DISCUSSION The direct-indirect powder-blower technique offers advantages over other techniques. It does not require that the margins be completed in the resin pattern.* It does not require that the RPD be sent to the dental laboratory or taken from the patient.s The hollow shell pattern can be made before tooth preparation to minimize chair time. The pattern can be handled with minimal warpage during the reline, and the technique does not require a coping.8 The disadvantage of this technique is that a porcelain-



veneered crown requires clasp-bearing zones to be on metal surfaces (Fig. 13). This may overextend the metal into esthetic regions (Fig. 14). Clasp-bearing zones that are to remain on porcelain-veneered surfaces will require laboratory procedures that necessitate having the RPD for construction of the crown in an indirect technique.4* 5

SUMMARY A provisional restoration and new crown are fitted to an existing RPD clasp. With precision resin dispensers, autopolymerizing acrylic resin patterns for a cast crown and a provisional restoration are made before tooth preparation. The technique allows the RPD to be seated and centric occlusion verified. The axial and occlusal contours are preserved by a hollow shell pattern that is subsequently relined. The technique is best suited for a complete cast crown. The pattern is not cut back in the regions that are contacted by the clasp if veneering is required. The restoration is completed in two visits and the patient can continue to wear the RPD during the laboratory phase. REFERENCES 1. Samani SI, Mullick C. A new crown for an existing removable partial prosthesis. Quintessence Int 1979;4:35-40. 2. Tepo KW, Smith FW. A technique for restoring abutments for removable partial dentures. J PROSTHET DENT 1978;40:398-401. 3. Craig RG. Restorative dental materials. 6th ad. St Louis: CV Mmby Co, 1980;380-1. 4. Tjan AH, Grant BE, Nemets H. The efficacy of resin-compatible cavity varnishes in reducing dentin permeability to free monomer. J PROSTHET DENT
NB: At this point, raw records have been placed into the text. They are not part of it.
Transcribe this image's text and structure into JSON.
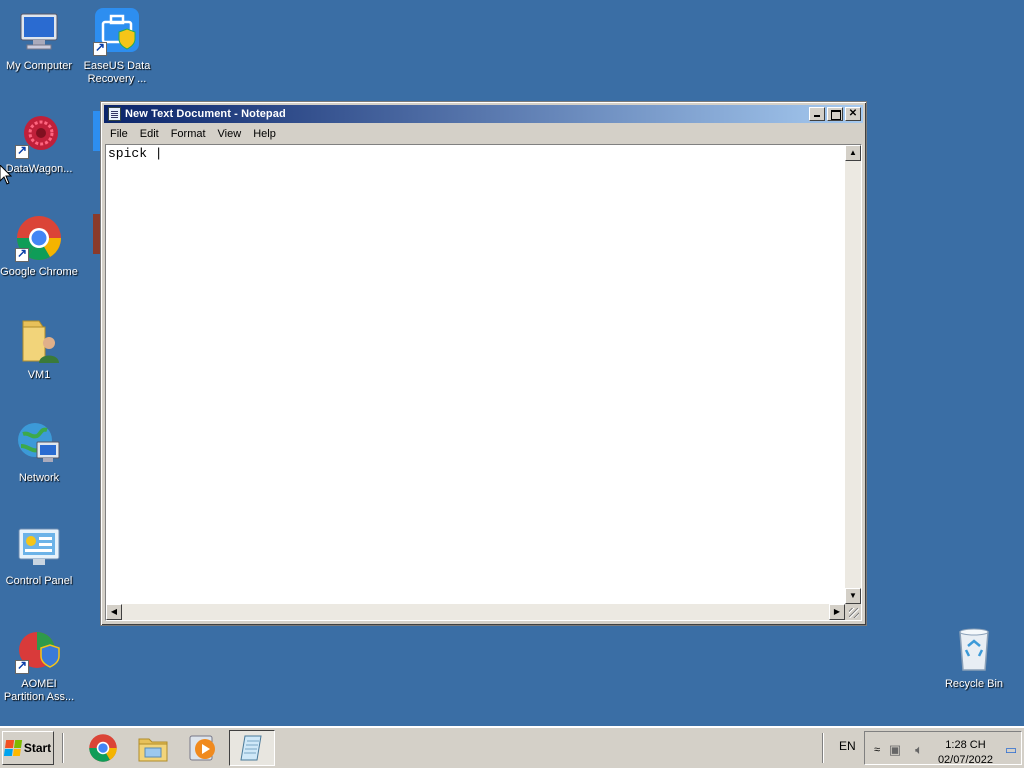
{
  "desktop": {
    "icons": [
      {
        "label": "My Computer"
      },
      {
        "label": "EaseUS Data Recovery ..."
      },
      {
        "label": "DataWagon..."
      },
      {
        "label": "Google Chrome"
      },
      {
        "label": "VM1"
      },
      {
        "label": "Network"
      },
      {
        "label": "Control Panel"
      },
      {
        "label": "AOMEI Partition Ass..."
      },
      {
        "label": "Recycle Bin"
      }
    ]
  },
  "notepad": {
    "title": "New Text Document - Notepad",
    "menu": [
      "File",
      "Edit",
      "Format",
      "View",
      "Help"
    ],
    "content": "spick |"
  },
  "taskbar": {
    "start_label": "Start",
    "language": "EN",
    "time": "1:28 CH",
    "date": "02/07/2022"
  },
  "colors": {
    "desktop_bg": "#3a6ea5",
    "titlebar_start": "#0a246a",
    "titlebar_end": "#a6caf0"
  }
}
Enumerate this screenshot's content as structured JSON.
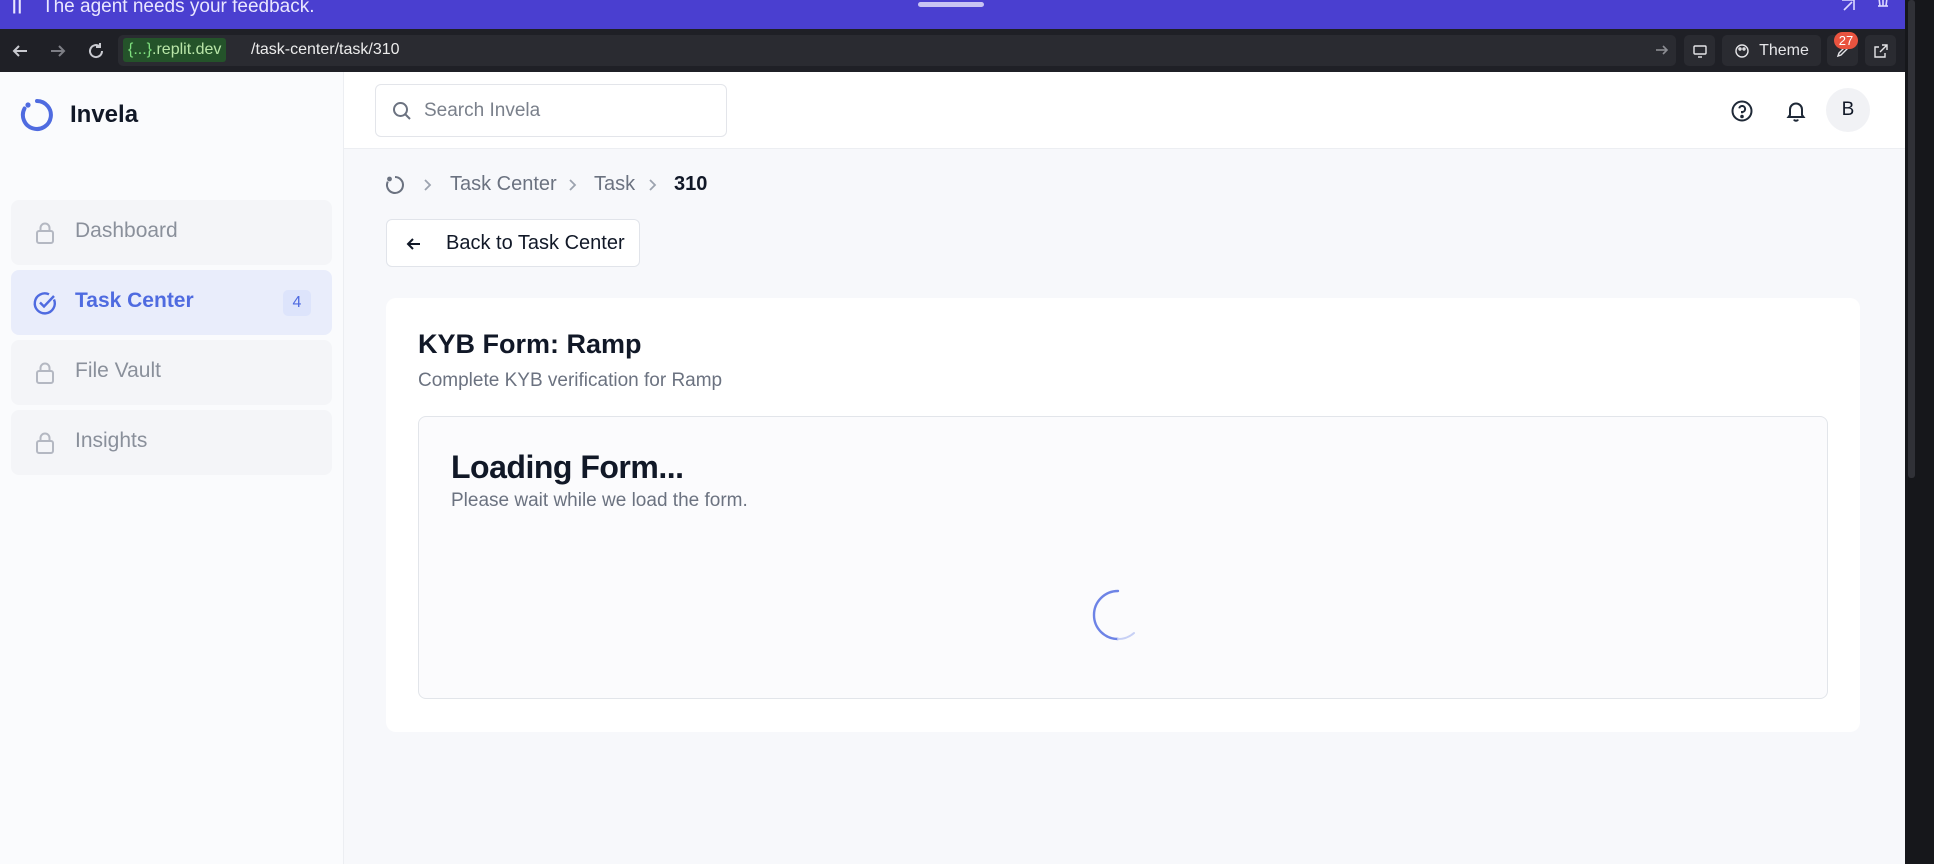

5. Goodkind RJ, Baker JL. Theory and practice of precision attachment removable partial dentures. St Louis: CV Mosby Co, 1981;102-8. 6. Elledge DA, Hart JK, Schorr BL. A provisional restoration technique for laminate veneer preparations. J PROSTHET DENT 1989;62:139-42. 7. Elledge DA, Mixon JM, Cowan RD, Horvath G. Predicting esthetics of laminate veneers without tooth preparation. Quintessence Int 1990; 21:15-8.

8. Warnick ME. Cast crown restoration fit an existing removable partial 1970;14:631-44. Reprint


of a badly involved abutment to denture. Dent Clin North Am










A provisional and new crown to fit into a clasp of an existing removable partial denture.

A technique that forms an abutment crown to fit into an existing clasp of a removable partial denture by relining an acrylic resin pattern is describe...
686KB Sizes 0 Downloads 0 Views